*** Opening Data shown ***

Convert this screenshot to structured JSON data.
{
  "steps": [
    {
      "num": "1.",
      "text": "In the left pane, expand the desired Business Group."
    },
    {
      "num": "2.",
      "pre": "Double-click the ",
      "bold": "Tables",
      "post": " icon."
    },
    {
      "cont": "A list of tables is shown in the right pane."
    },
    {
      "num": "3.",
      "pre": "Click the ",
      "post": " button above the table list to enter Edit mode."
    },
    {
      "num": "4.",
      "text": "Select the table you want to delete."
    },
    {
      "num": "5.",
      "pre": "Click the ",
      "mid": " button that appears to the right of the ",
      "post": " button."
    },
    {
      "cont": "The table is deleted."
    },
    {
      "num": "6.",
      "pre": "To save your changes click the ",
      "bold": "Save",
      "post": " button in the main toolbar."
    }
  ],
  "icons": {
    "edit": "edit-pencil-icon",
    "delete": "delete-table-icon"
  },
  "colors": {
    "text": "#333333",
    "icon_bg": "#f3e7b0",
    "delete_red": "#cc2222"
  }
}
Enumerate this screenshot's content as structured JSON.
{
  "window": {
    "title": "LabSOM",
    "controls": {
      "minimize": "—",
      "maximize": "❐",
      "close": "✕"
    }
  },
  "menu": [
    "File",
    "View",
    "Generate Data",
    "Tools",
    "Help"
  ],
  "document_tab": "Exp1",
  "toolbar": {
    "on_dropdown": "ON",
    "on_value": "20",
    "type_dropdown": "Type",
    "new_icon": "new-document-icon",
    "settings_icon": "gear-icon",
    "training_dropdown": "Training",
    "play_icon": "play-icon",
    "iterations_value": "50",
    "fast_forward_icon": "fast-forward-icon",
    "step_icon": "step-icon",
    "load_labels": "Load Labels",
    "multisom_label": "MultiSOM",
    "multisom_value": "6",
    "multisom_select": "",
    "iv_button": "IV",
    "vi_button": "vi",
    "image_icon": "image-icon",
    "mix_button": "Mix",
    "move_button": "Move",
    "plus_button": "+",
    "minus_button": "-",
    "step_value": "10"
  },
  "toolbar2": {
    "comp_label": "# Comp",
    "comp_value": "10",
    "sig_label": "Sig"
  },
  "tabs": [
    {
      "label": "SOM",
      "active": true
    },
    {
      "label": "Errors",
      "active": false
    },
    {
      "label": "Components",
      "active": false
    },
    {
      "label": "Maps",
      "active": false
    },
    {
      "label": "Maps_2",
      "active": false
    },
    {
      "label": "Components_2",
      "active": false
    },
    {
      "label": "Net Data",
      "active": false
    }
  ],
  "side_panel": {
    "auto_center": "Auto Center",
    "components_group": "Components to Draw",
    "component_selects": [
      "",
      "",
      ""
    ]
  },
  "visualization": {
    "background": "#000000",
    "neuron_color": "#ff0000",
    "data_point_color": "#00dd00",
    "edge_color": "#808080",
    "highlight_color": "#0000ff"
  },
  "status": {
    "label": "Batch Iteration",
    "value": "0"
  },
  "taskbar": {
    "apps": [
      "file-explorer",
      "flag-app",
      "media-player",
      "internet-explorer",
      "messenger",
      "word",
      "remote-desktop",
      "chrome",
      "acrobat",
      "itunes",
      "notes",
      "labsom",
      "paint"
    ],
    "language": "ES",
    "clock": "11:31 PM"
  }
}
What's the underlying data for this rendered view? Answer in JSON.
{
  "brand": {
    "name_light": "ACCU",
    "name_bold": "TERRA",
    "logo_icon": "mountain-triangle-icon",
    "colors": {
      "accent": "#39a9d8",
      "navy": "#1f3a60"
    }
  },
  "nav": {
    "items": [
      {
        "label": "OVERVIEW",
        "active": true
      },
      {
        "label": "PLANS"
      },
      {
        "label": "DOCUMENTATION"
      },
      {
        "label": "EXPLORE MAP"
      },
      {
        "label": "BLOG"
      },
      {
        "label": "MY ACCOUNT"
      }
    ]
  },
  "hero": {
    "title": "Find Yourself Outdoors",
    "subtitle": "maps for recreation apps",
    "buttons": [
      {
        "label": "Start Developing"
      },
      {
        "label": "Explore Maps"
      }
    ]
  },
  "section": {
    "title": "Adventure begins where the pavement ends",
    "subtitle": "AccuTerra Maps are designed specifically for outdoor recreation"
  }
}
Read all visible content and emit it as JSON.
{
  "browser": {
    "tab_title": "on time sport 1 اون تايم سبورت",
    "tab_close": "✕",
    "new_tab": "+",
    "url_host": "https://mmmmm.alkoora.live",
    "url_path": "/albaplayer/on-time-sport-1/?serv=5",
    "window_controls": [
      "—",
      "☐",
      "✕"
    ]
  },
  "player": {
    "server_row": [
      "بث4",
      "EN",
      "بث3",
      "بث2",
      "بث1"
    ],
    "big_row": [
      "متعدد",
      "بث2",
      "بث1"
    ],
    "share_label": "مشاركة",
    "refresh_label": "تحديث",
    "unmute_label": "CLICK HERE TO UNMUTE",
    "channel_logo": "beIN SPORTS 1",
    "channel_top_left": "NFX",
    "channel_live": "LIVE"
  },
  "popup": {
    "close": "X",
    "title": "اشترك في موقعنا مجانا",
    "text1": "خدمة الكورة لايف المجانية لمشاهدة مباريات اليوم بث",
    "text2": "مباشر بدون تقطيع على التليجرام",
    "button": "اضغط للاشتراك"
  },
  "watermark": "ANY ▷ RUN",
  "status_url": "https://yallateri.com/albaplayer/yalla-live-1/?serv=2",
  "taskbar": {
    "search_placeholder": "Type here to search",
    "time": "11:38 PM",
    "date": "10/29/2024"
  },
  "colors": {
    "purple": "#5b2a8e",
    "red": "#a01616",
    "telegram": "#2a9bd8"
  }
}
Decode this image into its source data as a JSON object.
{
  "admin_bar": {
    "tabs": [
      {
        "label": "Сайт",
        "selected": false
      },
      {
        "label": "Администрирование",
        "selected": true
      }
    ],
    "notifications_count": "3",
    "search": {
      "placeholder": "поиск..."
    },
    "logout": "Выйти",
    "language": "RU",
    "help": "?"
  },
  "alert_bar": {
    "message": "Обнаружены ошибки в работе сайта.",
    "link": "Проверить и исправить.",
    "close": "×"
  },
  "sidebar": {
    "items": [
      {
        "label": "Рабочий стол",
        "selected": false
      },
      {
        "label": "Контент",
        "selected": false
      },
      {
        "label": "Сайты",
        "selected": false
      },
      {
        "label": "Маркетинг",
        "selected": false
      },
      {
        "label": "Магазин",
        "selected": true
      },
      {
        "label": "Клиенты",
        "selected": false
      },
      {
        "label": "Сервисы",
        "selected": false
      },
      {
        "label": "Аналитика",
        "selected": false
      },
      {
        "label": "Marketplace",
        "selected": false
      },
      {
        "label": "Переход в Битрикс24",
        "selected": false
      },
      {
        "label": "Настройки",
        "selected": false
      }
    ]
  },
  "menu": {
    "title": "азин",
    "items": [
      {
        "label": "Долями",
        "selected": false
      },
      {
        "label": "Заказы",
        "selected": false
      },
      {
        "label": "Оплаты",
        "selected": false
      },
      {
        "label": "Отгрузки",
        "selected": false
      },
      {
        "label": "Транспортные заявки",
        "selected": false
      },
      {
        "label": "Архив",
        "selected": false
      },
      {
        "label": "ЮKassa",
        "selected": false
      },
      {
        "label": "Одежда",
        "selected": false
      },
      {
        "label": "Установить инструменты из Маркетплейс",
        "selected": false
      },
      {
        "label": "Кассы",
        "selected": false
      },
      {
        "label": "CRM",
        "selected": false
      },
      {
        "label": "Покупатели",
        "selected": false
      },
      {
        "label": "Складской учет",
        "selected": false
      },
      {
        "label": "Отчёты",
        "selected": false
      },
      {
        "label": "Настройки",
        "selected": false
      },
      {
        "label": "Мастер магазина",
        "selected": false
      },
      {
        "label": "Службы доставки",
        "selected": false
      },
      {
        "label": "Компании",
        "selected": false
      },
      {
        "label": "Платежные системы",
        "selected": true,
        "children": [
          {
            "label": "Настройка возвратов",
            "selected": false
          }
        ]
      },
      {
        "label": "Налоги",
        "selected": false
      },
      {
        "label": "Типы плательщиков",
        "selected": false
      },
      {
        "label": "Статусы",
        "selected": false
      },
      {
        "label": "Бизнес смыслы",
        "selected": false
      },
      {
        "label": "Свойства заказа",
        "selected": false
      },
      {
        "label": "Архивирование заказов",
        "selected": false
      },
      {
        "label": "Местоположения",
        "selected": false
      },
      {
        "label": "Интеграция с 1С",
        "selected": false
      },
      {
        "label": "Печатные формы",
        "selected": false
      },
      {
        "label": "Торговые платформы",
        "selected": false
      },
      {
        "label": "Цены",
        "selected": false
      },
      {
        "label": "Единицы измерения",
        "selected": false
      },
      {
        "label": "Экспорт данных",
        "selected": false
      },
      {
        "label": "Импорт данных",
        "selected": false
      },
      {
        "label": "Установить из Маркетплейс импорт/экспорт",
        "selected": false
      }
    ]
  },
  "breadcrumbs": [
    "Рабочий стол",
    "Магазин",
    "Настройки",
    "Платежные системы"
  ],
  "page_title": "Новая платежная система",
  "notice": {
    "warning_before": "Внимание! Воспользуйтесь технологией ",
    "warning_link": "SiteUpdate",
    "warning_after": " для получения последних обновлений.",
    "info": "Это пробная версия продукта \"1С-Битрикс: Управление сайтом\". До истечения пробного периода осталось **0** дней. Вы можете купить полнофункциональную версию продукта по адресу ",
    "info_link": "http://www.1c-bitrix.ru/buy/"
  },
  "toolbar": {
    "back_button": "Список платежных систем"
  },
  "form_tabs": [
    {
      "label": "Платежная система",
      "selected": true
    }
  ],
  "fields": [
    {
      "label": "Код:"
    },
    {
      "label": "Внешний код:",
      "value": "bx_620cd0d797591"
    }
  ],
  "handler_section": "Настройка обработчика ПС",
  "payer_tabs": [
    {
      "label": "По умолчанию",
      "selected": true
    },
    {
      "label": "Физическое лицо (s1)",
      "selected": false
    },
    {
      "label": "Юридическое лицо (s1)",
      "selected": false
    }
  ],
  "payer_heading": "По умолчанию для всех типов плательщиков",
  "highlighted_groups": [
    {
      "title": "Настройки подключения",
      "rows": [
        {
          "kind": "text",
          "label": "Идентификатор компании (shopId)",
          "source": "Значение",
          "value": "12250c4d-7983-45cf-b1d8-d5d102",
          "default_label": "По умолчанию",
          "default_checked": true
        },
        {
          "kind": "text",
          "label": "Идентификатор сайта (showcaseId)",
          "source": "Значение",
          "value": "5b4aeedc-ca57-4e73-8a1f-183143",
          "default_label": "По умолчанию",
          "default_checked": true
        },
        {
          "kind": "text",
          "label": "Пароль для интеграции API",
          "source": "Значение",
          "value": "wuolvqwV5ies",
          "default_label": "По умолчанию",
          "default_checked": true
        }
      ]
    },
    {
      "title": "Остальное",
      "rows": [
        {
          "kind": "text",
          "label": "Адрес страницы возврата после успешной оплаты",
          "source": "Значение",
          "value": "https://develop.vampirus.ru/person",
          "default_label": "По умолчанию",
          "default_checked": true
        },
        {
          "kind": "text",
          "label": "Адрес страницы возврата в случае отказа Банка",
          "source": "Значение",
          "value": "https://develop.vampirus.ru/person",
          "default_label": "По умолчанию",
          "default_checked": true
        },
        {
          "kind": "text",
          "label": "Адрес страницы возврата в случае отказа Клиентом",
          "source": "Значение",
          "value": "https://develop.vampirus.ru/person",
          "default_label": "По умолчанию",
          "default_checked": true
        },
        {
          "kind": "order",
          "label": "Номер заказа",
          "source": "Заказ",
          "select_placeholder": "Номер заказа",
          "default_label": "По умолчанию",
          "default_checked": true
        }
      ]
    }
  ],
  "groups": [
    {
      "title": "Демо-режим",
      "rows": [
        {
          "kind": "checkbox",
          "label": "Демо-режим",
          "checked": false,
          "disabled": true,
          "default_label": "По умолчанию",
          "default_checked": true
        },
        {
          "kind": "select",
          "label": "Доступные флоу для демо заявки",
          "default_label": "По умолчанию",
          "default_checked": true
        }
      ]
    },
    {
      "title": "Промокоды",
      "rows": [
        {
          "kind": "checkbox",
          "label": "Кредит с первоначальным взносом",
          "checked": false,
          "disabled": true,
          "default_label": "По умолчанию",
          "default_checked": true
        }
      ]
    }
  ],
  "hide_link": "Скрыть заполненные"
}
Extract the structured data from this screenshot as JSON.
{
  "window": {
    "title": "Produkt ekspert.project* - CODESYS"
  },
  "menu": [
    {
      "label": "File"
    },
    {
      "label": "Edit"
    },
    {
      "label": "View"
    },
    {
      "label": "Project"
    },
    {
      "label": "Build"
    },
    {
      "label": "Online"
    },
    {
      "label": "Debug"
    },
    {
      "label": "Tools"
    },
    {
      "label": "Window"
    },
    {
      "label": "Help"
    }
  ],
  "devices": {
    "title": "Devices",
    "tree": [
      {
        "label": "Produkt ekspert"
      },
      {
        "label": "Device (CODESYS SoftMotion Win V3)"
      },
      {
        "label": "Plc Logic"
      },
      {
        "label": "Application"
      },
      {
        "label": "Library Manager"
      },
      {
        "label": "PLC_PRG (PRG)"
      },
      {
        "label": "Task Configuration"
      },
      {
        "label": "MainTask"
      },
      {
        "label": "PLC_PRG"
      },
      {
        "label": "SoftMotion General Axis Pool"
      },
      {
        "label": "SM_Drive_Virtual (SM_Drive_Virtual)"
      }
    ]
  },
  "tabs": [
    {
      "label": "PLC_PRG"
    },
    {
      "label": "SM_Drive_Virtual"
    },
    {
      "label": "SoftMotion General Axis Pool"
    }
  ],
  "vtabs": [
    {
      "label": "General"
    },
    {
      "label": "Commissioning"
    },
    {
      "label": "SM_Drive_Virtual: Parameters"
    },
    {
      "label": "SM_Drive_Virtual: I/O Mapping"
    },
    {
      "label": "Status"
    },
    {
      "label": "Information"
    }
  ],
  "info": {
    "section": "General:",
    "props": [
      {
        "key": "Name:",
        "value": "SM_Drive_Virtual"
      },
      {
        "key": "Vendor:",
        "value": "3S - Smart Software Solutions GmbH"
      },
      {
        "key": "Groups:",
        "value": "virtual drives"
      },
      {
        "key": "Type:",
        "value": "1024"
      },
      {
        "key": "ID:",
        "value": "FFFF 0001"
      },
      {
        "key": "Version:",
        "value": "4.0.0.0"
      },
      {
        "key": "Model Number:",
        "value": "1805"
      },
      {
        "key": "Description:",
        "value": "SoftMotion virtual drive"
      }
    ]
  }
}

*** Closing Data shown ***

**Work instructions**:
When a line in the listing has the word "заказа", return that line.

**Solution for this problem**:
        "label": "Свойства заказа",
          "label": "Номер заказа",
          "select_placeholder": "Номер заказа",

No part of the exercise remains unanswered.